DESCRIPTION OF THE TASK:
Which lines below contain "this"? Copy every one of them.
◆ ◆ ◆ ◆ ◆
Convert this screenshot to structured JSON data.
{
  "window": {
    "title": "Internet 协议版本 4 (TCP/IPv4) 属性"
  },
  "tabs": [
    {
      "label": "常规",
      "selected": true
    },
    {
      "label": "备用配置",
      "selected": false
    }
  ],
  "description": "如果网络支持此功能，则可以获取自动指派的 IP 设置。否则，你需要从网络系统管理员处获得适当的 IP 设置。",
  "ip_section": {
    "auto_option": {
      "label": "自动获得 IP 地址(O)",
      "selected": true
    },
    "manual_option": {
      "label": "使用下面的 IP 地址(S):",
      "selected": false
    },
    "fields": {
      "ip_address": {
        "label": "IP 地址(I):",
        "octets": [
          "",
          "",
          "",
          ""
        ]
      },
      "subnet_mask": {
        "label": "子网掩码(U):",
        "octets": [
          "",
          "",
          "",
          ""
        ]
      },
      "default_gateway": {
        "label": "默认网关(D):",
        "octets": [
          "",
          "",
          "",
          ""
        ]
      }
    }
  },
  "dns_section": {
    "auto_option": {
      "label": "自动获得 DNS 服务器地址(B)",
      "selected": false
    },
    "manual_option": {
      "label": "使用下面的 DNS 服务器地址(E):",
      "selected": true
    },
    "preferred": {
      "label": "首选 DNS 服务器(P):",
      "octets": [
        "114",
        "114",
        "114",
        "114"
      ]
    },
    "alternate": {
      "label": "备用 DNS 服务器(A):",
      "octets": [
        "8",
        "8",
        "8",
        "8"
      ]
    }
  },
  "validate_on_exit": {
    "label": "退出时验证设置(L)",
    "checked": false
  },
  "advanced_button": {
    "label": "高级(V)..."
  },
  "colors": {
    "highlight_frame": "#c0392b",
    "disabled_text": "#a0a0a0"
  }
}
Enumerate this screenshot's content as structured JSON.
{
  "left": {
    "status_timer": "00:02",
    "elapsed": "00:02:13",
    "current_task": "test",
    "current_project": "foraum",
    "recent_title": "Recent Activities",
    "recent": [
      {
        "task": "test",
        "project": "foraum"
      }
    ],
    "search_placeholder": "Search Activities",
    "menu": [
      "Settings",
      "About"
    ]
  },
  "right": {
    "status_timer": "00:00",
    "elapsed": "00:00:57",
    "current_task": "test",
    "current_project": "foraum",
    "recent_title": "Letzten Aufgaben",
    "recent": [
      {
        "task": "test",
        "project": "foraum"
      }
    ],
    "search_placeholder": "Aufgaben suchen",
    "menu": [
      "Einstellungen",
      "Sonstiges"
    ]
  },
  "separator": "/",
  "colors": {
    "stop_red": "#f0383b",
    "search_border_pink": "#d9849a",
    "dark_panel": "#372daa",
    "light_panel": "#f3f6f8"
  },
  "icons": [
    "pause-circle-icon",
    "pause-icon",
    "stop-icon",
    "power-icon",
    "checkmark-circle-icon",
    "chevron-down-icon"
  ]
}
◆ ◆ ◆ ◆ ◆
WRITTEN RESPONSE:
Convert this screenshot to structured JSON data.
Enumerate this screenshot's content as structured JSON.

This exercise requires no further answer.